DIRECTIONS FOR THIS TASK: All that is needed is every line of the listing below that has "paypal".

EXTRACTED MATERIAL:

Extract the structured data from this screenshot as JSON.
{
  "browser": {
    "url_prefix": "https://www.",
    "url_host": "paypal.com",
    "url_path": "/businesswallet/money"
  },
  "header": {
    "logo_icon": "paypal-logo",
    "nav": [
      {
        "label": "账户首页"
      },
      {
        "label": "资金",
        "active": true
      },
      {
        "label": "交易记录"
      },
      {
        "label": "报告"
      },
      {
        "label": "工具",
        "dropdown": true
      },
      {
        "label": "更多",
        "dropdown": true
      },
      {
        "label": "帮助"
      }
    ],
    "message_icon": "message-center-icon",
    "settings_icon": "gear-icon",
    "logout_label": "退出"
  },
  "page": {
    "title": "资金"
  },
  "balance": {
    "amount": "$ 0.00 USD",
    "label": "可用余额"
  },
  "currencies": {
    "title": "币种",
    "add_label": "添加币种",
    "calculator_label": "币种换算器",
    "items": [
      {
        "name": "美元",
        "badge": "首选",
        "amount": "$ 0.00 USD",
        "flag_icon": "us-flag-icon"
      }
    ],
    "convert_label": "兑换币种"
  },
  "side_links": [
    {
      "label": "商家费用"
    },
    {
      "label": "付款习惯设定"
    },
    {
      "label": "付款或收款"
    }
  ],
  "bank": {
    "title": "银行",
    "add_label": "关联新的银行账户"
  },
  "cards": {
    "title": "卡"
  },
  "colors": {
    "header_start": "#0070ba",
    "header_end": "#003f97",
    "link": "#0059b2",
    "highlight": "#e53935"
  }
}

ANSWER TO THIS PROBLEM:
    "url_host": "paypal.com",
    "logo_icon": "paypal-logo",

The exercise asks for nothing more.